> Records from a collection
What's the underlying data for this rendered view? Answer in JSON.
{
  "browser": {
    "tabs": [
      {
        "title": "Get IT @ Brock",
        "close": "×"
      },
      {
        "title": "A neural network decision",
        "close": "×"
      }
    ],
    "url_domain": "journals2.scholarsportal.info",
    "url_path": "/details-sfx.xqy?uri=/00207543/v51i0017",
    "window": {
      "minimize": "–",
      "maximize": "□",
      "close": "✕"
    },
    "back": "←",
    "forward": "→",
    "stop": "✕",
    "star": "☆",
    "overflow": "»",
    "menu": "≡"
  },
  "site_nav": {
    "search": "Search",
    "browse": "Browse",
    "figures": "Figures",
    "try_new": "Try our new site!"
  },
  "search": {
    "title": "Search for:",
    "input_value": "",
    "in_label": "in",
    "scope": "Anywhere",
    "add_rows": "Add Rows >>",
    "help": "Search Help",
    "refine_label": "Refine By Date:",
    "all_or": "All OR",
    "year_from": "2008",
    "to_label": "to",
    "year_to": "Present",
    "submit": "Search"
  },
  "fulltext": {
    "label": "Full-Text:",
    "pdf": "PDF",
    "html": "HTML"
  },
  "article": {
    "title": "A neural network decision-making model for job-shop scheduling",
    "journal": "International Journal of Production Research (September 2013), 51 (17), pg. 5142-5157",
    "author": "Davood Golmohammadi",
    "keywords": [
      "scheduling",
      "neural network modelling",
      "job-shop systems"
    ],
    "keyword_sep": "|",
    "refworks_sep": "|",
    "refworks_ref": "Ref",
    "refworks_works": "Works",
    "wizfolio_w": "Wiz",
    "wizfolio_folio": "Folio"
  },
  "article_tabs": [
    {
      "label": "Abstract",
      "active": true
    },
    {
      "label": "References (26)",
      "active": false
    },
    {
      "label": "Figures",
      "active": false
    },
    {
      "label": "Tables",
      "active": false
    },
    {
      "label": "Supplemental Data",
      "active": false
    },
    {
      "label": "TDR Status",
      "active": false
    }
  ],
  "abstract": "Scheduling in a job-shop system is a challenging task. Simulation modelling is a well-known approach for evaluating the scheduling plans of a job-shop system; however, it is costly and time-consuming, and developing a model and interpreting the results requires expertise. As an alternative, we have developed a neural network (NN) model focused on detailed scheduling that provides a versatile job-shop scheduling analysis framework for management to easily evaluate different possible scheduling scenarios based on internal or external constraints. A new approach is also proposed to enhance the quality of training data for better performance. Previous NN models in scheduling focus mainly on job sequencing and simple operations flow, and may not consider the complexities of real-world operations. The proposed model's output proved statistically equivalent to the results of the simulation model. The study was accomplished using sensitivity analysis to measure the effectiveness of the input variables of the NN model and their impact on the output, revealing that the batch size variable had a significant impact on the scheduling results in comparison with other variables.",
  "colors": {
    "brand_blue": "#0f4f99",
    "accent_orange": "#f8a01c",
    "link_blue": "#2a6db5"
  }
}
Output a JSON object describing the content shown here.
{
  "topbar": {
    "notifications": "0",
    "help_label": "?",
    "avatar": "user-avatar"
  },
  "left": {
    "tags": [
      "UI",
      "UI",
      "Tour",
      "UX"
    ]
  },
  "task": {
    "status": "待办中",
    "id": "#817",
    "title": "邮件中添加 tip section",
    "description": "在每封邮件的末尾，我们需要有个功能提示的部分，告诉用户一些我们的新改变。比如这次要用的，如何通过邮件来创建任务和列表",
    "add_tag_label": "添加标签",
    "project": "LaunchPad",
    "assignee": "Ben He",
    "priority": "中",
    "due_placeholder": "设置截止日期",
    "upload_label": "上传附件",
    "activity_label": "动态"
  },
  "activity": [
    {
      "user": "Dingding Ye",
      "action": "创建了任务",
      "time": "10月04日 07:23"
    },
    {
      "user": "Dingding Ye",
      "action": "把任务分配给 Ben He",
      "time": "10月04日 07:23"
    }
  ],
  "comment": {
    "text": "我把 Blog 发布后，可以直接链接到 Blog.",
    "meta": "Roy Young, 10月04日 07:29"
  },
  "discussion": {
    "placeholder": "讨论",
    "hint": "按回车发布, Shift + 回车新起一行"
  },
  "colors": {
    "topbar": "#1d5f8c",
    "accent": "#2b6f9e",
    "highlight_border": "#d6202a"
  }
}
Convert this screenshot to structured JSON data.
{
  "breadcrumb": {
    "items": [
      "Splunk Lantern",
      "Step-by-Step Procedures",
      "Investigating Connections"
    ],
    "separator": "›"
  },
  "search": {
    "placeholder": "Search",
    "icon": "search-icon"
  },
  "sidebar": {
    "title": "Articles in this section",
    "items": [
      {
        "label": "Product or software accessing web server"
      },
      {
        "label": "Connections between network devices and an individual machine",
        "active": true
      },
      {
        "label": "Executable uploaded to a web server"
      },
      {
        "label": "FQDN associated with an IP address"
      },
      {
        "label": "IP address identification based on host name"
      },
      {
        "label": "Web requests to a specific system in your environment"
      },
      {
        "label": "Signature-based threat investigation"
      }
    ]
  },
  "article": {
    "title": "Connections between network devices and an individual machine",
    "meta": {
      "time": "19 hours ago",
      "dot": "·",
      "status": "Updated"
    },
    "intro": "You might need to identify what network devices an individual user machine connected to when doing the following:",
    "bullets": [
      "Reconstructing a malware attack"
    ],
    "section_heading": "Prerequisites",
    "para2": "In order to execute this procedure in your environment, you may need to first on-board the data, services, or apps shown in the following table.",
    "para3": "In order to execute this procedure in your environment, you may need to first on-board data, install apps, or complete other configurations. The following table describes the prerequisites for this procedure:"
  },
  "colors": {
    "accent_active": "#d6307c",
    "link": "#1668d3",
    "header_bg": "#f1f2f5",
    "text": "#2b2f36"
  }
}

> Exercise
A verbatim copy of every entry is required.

> Response below
What's the underlying data for this rendered view? Answer in JSON.
{
  "browser": {
    "tabs": [
      {
        "title": "Get IT @ Brock",
        "close": "×"
      },
      {
        "title": "A neural network decision",
        "close": "×"
      }
    ],
    "url_domain": "journals2.scholarsportal.info",
    "url_path": "/details-sfx.xqy?uri=/00207543/v51i0017",
    "window": {
      "minimize": "–",
      "maximize": "□",
      "close": "✕"
    },
    "back": "←",
    "forward": "→",
    "stop": "✕",
    "star": "☆",
    "overflow": "»",
    "menu": "≡"
  },
  "site_nav": {
    "search": "Search",
    "browse": "Browse",
    "figures": "Figures",
    "try_new": "Try our new site!"
  },
  "search": {
    "title": "Search for:",
    "input_value": "",
    "in_label": "in",
    "scope": "Anywhere",
    "add_rows": "Add Rows >>",
    "help": "Search Help",
    "refine_label": "Refine By Date:",
    "all_or": "All OR",
    "year_from": "2008",
    "to_label": "to",
    "year_to": "Present",
    "submit": "Search"
  },
  "fulltext": {
    "label": "Full-Text:",
    "pdf": "PDF",
    "html": "HTML"
  },
  "article": {
    "title": "A neural network decision-making model for job-shop scheduling",
    "journal": "International Journal of Production Research (September 2013), 51 (17), pg. 5142-5157",
    "author": "Davood Golmohammadi",
    "keywords": [
      "scheduling",
      "neural network modelling",
      "job-shop systems"
    ],
    "keyword_sep": "|",
    "refworks_sep": "|",
    "refworks_ref": "Ref",
    "refworks_works": "Works",
    "wizfolio_w": "Wiz",
    "wizfolio_folio": "Folio"
  },
  "article_tabs": [
    {
      "label": "Abstract",
      "active": true
    },
    {
      "label": "References (26)",
      "active": false
    },
    {
      "label": "Figures",
      "active": false
    },
    {
      "label": "Tables",
      "active": false
    },
    {
      "label": "Supplemental Data",
      "active": false
    },
    {
      "label": "TDR Status",
      "active": false
    }
  ],
  "abstract": "Scheduling in a job-shop system is a challenging task. Simulation modelling is a well-known approach for evaluating the scheduling plans of a job-shop system; however, it is costly and time-consuming, and developing a model and interpreting the results requires expertise. As an alternative, we have developed a neural network (NN) model focused on detailed scheduling that provides a versatile job-shop scheduling analysis framework for management to easily evaluate different possible scheduling scenarios based on internal or external constraints. A new approach is also proposed to enhance the quality of training data for better performance. Previous NN models in scheduling focus mainly on job sequencing and simple operations flow, and may not consider the complexities of real-world operations. The proposed model's output proved statistically equivalent to the results of the simulation model. The study was accomplished using sensitivity analysis to measure the effectiveness of the input variables of the NN model and their impact on the output, revealing that the batch size variable had a significant impact on the scheduling results in comparison with other variables.",
  "colors": {
    "brand_blue": "#0f4f99",
    "accent_orange": "#f8a01c",
    "link_blue": "#2a6db5"
  }
}
Output a JSON object describing the content shown here.
{
  "topbar": {
    "notifications": "0",
    "help_label": "?",
    "avatar": "user-avatar"
  },
  "left": {
    "tags": [
      "UI",
      "UI",
      "Tour",
      "UX"
    ]
  },
  "task": {
    "status": "待办中",
    "id": "#817",
    "title": "邮件中添加 tip section",
    "description": "在每封邮件的末尾，我们需要有个功能提示的部分，告诉用户一些我们的新改变。比如这次要用的，如何通过邮件来创建任务和列表",
    "add_tag_label": "添加标签",
    "project": "LaunchPad",
    "assignee": "Ben He",
    "priority": "中",
    "due_placeholder": "设置截止日期",
    "upload_label": "上传附件",
    "activity_label": "动态"
  },
  "activity": [
    {
      "user": "Dingding Ye",
      "action": "创建了任务",
      "time": "10月04日 07:23"
    },
    {
      "user": "Dingding Ye",
      "action": "把任务分配给 Ben He",
      "time": "10月04日 07:23"
    }
  ],
  "comment": {
    "text": "我把 Blog 发布后，可以直接链接到 Blog.",
    "meta": "Roy Young, 10月04日 07:29"
  },
  "discussion": {
    "placeholder": "讨论",
    "hint": "按回车发布, Shift + 回车新起一行"
  },
  "colors": {
    "topbar": "#1d5f8c",
    "accent": "#2b6f9e",
    "highlight_border": "#d6202a"
  }
}
Convert this screenshot to structured JSON data.
{
  "breadcrumb": {
    "items": [
      "Splunk Lantern",
      "Step-by-Step Procedures",
      "Investigating Connections"
    ],
    "separator": "›"
  },
  "search": {
    "placeholder": "Search",
    "icon": "search-icon"
  },
  "sidebar": {
    "title": "Articles in this section",
    "items": [
      {
        "label": "Product or software accessing web server"
      },
      {
        "label": "Connections between network devices and an individual machine",
        "active": true
      },
      {
        "label": "Executable uploaded to a web server"
      },
      {
        "label": "FQDN associated with an IP address"
      },
      {
        "label": "IP address identification based on host name"
      },
      {
        "label": "Web requests to a specific system in your environment"
      },
      {
        "label": "Signature-based threat investigation"
      }
    ]
  },
  "article": {
    "title": "Connections between network devices and an individual machine",
    "meta": {
      "time": "19 hours ago",
      "dot": "·",
      "status": "Updated"
    },
    "intro": "You might need to identify what network devices an individual user machine connected to when doing the following:",
    "bullets": [
      "Reconstructing a malware attack"
    ],
    "section_heading": "Prerequisites",
    "para2": "In order to execute this procedure in your environment, you may need to first on-board the data, services, or apps shown in the following table.",
    "para3": "In order to execute this procedure in your environment, you may need to first on-board data, install apps, or complete other configurations. The following table describes the prerequisites for this procedure:"
  },
  "colors": {
    "accent_active": "#d6307c",
    "link": "#1668d3",
    "header_bg": "#f1f2f5",
    "text": "#2b2f36"
  }
}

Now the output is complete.